The customer experience at sporting events has seen incremental improvements in recent years, with innovations such as mobile payments and ticketing. However, in Australia, with multiple hirers for most venues, funding these kinds of innovations can be difficult. But what if everything were in the hands of one organisation, an organisation skilled at creating a smooth customer experience? What if it were Amazon designing the process? Or Qantas? Or Disney?

Each of these companies is skilled in different ways, but they have one thing in common: they excel at creating a seamless, branded customer experience.

Amazon has recently expanded from the digital world to the physical world with the goal of allowing customers to buy whatever they want, whenever they want, however they want. This includes not only their Amazon Go stores but also initiatives like Prime Now, which delivers orders in under an hour, and AmazonFresh Pickup, which offers grocery pick up in as little as 30 minutes after ordering.

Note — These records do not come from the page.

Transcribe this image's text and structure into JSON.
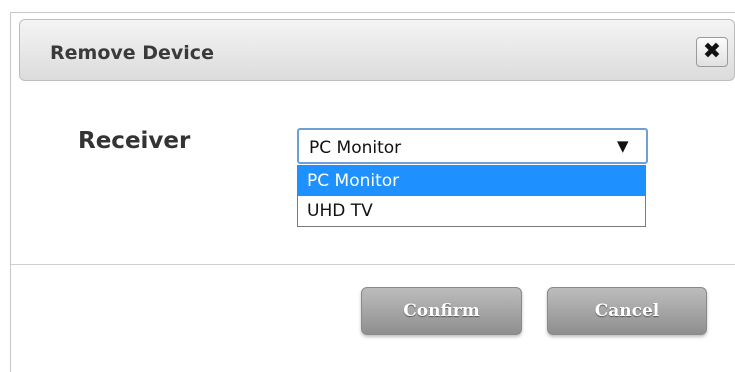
{
  "dialog": {
    "title": "Remove Device",
    "close_glyph": "✖"
  },
  "form": {
    "receiver_label": "Receiver",
    "select": {
      "value": "PC Monitor",
      "arrow_glyph": "▼"
    },
    "dropdown_options": [
      {
        "label": "PC Monitor",
        "selected": true
      },
      {
        "label": "UHD TV",
        "selected": false
      }
    ]
  },
  "buttons": {
    "confirm_label": "Confirm",
    "cancel_label": "Cancel"
  },
  "colors": {
    "selected_option_bg": "#1e90ff",
    "select_border": "#6f9fd8",
    "button_bg": "#a6a6a6"
  }
}
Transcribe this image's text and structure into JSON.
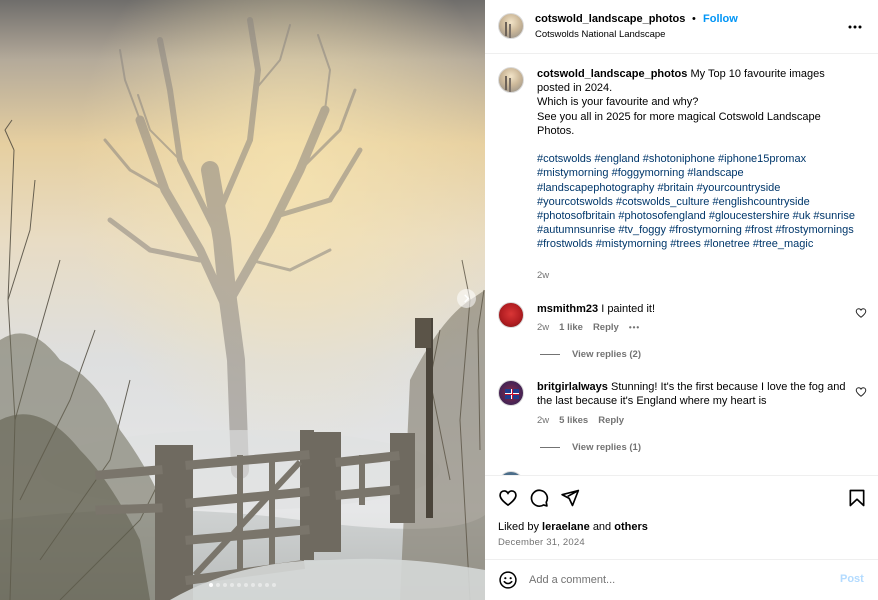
{
  "post": {
    "username": "cotswold_landscape_photos",
    "separator": "•",
    "follow_label": "Follow",
    "location": "Cotswolds National Landscape",
    "more_icon": "more-horizontal-icon"
  },
  "caption": {
    "username": "cotswold_landscape_photos",
    "line1": "My Top 10 favourite images posted in 2024.",
    "line2": "Which is your favourite and why?",
    "line3": "See you all in 2025 for more magical Cotswold Landscape Photos.",
    "hashtags": "#cotswolds #england #shotoniphone #iphone15promax #mistymorning #foggymorning #landscape #landscapephotography #britain #yourcountryside #yourcotswolds #cotswolds_culture #englishcountryside #photosofbritain #photosofengland #gloucestershire #uk #sunrise #autumnsunrise #tv_foggy #frostymorning #frost #frostymornings #frostwolds #mistymorning #trees #lonetree #tree_magic",
    "time": "2w"
  },
  "comments": [
    {
      "username": "msmithm23",
      "text": "I painted it!",
      "time": "2w",
      "likes": "1 like",
      "reply_label": "Reply",
      "more": "•••",
      "view_replies": "View replies (2)"
    },
    {
      "username": "britgirlalways",
      "text": "Stunning! It's the first because I love the fog and the last because it's England where my heart is",
      "time": "2w",
      "likes": "5 likes",
      "reply_label": "Reply",
      "view_replies": "View replies (1)"
    }
  ],
  "actions": {
    "liked_by_prefix": "Liked by",
    "liked_by_user": "leraelane",
    "liked_by_and": "and",
    "liked_by_others": "others",
    "date": "December 31, 2024"
  },
  "add_comment": {
    "placeholder": "Add a comment...",
    "post_label": "Post"
  },
  "carousel": {
    "total_slides": 10,
    "active_slide": 1
  },
  "colors": {
    "accent": "#0095f6",
    "hashtag": "#00376b",
    "muted": "#737373",
    "post_disabled": "#b3dbff"
  }
}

Qantas imprints its brand on every step in the journey. They offer Qantas points for customers who book an Uber to the airport. They’ve developed personalised, permanent bag tags that simplify the check-in process. And through their loyalty program, they get customers coming back and can utilise the customer data they get to further personalise and improve the customer experience.

Disney’s strength is their relentless focus on being the “happiest place on earth”. They train staff (who they call “cast members”) for hours to get the right tone to use in talking to customers. When a customer has a bad experience (for example, waiting in line to find out that he or she is not tall enough for the ride), they give out benefits such as skip-the-queue for the next ride. Disney has also advised sports teams about how to improve the customer experience, suggesting to one Australian team that they ensure that all stadium staff are wearing the team’s hat rather than the stadium’s hat.

So how might these experts approach the sporting event experience?

Amazon potentially would use its Amazon Go technology to improve the ticketing and payment process: enabling customers to walk into the stadium without having previously bought a ticket, or perhaps allowing customers to buy food, drinks and merchandise without having to queue for a checkout. They would also possibly combine the ticketing sale and resale market into one location, as they have done with Amazon Marketplace.

Qantas might ensure a smooth ordering and ticketing process: personalised communications about events relevant to each fan, seat assignments based on the fan’s preferences, fast queues for top customers and rewards for loyal fans. Their app would likely be the “remote control” for all things event-related: opportunities to change seats, upgrade offers, event and stadium information, entertainment and more.

Disney likely would focus on customer service, ensuring that all stadium staff were correctly trained in dealing with customers. Poor customer experiences would be rewarded with benefits such as free food or drink. They may even integrate the event experience with their own hotels, ensuring a smooth and consistent event experience for out-of-town fans. And with their obsession over ending the day on a good note, they likely would develop a process to help customers more easily find their cars.

The logistics and stakeholder complexities of the Australian sporting event landscape make many of these innovations difficult. Nonetheless, there is clearly significant opportunity to improve. What can sporting organisations learn from the experts in other industries? How can all stakeholders – teams, leagues, venue operators, ticketing operators – work together and think like Amazon, Qantas and Disney to improve the customer event experience?